(Data items)
┌──
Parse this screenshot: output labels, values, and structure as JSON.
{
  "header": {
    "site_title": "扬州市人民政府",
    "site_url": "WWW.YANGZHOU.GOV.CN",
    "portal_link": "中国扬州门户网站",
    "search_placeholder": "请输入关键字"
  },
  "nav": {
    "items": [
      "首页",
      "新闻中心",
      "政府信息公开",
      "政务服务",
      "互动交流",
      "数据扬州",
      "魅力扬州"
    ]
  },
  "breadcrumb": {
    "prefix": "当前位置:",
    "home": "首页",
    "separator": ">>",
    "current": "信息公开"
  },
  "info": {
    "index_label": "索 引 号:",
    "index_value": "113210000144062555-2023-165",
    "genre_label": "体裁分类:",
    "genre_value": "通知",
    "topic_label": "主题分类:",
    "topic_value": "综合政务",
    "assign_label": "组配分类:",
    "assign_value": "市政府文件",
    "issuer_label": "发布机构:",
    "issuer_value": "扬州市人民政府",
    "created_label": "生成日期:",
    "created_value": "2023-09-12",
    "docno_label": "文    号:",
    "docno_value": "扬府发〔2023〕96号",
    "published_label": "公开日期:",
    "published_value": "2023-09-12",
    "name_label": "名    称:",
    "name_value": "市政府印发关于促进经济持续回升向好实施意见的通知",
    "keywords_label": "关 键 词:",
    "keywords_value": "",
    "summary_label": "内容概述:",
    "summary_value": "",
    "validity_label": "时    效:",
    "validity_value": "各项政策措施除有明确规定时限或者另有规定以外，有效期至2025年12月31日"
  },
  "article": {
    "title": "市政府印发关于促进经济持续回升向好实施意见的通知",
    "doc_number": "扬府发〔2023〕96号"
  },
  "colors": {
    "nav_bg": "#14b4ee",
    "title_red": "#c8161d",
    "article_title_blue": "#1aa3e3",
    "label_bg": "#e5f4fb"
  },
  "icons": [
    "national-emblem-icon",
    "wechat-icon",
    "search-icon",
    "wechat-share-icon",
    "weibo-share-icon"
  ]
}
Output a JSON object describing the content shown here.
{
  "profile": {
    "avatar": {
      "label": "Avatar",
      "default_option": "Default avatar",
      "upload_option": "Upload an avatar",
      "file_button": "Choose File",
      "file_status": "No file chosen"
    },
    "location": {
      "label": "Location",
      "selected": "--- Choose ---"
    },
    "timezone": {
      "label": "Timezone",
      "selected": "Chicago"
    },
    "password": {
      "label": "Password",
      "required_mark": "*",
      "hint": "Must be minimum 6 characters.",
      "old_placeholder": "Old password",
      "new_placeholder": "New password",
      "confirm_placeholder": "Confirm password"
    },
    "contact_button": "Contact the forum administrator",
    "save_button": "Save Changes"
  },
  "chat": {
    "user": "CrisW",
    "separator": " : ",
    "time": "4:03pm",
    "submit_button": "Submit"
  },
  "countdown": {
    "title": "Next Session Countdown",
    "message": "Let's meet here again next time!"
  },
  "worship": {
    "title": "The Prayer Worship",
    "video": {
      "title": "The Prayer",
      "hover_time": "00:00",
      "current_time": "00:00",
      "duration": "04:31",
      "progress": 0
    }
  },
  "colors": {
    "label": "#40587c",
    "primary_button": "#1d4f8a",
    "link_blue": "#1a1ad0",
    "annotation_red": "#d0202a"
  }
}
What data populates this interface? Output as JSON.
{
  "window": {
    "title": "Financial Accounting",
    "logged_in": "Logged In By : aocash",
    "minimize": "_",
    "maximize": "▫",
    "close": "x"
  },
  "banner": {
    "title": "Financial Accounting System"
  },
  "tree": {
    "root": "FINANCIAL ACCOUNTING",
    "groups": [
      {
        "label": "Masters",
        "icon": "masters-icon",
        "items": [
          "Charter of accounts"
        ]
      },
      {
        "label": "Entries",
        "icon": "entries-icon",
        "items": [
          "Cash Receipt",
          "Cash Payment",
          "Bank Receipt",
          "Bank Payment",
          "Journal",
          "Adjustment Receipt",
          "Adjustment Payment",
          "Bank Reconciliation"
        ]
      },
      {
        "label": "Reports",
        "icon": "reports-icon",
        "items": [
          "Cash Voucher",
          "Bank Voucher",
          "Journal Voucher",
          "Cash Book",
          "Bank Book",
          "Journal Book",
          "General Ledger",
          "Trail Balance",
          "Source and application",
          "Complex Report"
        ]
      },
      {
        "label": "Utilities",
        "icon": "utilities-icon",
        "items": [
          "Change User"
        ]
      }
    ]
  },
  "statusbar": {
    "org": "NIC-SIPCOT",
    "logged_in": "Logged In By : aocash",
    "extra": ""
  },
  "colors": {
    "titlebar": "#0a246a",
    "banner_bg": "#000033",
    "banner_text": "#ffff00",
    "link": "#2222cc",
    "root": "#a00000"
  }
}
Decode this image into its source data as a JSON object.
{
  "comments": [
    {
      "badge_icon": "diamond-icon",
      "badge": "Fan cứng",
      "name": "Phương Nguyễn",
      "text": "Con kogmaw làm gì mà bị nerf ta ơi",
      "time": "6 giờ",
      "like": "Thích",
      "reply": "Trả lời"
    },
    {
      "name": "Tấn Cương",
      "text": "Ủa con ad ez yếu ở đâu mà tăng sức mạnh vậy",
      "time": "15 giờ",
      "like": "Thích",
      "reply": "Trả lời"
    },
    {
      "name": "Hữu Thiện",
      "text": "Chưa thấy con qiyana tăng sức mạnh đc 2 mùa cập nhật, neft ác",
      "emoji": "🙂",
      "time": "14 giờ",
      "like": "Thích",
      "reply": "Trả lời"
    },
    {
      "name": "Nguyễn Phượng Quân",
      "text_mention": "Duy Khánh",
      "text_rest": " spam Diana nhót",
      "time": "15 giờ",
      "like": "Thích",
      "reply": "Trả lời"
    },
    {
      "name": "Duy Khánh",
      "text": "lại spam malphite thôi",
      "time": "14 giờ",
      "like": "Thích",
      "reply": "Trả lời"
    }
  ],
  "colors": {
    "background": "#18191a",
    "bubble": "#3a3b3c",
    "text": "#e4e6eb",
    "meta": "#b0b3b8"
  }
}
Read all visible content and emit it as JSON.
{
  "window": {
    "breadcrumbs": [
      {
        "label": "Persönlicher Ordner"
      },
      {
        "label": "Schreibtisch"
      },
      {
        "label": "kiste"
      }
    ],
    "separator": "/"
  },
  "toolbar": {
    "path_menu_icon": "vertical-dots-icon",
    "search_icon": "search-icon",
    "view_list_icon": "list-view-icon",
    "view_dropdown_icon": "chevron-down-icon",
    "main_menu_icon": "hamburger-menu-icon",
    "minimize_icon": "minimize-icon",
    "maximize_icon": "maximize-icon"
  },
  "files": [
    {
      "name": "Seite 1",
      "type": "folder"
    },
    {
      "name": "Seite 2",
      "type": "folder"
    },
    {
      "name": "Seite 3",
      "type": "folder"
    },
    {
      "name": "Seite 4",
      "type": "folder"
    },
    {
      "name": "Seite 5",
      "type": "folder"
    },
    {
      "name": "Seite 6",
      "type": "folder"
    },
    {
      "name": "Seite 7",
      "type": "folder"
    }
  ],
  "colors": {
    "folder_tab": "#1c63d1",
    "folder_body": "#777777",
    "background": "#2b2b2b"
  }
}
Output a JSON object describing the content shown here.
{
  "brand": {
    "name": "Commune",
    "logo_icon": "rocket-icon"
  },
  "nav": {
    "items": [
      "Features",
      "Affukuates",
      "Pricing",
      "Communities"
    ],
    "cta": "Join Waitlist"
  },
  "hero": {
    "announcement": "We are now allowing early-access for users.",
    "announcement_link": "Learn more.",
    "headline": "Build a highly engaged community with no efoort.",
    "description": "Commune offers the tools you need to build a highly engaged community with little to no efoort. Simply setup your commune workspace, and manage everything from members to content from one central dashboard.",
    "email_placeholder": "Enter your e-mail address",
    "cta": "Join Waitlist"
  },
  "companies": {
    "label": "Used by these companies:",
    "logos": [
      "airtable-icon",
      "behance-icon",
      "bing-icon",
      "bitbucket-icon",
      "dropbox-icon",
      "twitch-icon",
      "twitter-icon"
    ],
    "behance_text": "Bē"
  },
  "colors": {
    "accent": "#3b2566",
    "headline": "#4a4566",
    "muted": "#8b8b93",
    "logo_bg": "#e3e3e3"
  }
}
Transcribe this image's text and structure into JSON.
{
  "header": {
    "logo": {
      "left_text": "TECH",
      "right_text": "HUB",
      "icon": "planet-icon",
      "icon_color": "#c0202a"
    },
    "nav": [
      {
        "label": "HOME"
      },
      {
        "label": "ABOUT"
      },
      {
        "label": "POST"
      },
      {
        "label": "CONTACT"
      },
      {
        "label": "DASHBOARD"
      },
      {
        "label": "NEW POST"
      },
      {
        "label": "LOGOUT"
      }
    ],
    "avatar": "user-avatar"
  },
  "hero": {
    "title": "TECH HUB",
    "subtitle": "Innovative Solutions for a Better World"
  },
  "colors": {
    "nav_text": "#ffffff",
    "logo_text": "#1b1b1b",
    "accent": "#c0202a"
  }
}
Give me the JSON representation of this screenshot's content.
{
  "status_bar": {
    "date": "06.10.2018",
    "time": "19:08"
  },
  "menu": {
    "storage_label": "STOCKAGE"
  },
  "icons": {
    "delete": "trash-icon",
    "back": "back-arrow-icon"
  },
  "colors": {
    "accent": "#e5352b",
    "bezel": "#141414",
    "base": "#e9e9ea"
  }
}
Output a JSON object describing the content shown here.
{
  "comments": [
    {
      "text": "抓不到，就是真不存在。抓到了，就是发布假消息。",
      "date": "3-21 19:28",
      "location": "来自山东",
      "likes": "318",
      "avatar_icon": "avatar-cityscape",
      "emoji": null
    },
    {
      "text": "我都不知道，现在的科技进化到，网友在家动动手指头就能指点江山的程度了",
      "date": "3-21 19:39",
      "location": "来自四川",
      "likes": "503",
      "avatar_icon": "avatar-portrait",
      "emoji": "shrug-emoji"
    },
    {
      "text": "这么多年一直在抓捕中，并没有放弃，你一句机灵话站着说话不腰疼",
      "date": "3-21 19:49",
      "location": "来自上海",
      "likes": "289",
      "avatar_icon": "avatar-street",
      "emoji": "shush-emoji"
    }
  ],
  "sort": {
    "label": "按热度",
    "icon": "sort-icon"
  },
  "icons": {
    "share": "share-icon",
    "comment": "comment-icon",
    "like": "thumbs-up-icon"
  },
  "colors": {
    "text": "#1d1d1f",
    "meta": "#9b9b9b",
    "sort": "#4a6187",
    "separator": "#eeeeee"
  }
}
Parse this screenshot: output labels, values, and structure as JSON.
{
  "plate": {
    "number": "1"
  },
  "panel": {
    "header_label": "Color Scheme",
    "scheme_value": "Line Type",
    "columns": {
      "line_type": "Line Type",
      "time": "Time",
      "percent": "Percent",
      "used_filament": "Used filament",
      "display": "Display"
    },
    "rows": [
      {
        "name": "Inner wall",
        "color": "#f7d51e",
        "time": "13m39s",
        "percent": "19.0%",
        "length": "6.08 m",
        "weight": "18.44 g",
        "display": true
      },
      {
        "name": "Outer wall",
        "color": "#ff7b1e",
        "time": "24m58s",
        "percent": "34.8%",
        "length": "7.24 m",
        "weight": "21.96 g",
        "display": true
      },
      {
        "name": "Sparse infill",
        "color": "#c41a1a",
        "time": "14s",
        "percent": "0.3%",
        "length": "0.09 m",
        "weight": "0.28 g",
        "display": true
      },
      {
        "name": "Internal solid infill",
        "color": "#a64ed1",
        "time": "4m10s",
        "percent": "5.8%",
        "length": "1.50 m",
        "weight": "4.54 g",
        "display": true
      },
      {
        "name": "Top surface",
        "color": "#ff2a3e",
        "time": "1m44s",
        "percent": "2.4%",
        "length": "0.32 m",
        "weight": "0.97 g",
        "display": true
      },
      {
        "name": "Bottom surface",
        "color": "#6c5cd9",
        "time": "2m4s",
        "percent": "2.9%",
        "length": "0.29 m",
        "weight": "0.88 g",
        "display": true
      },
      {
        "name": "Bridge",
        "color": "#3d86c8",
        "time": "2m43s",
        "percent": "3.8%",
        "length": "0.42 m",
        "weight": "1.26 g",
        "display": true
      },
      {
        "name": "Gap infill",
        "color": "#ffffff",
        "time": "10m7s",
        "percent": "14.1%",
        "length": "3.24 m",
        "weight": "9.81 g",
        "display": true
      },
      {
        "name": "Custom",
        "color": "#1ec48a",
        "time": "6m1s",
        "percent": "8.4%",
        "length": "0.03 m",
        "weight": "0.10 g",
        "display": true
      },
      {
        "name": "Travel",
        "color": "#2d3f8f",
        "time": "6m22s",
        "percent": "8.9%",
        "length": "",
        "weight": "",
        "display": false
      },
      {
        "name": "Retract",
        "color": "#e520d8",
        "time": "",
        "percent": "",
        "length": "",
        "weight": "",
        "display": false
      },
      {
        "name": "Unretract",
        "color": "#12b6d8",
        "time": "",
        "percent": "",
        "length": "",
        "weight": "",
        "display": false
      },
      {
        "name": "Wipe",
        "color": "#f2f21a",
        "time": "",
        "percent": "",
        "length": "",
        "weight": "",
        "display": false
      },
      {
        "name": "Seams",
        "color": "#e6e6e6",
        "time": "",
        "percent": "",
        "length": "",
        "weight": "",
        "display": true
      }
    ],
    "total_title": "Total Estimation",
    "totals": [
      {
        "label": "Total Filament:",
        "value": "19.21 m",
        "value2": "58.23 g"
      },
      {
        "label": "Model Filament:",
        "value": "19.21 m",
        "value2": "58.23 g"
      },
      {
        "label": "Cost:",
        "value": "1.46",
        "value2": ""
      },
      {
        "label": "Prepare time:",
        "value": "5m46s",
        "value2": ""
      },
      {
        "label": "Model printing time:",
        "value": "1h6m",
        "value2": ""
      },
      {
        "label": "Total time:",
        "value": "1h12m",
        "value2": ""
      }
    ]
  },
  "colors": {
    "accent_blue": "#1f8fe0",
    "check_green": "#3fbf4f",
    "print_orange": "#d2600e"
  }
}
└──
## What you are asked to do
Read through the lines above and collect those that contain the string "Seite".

## Task result
      "name": "Seite 1",
      "name": "Seite 2",
      "name": "Seite 3",
      "name": "Seite 4",
      "name": "Seite 5",
      "name": "Seite 6",
      "name": "Seite 7",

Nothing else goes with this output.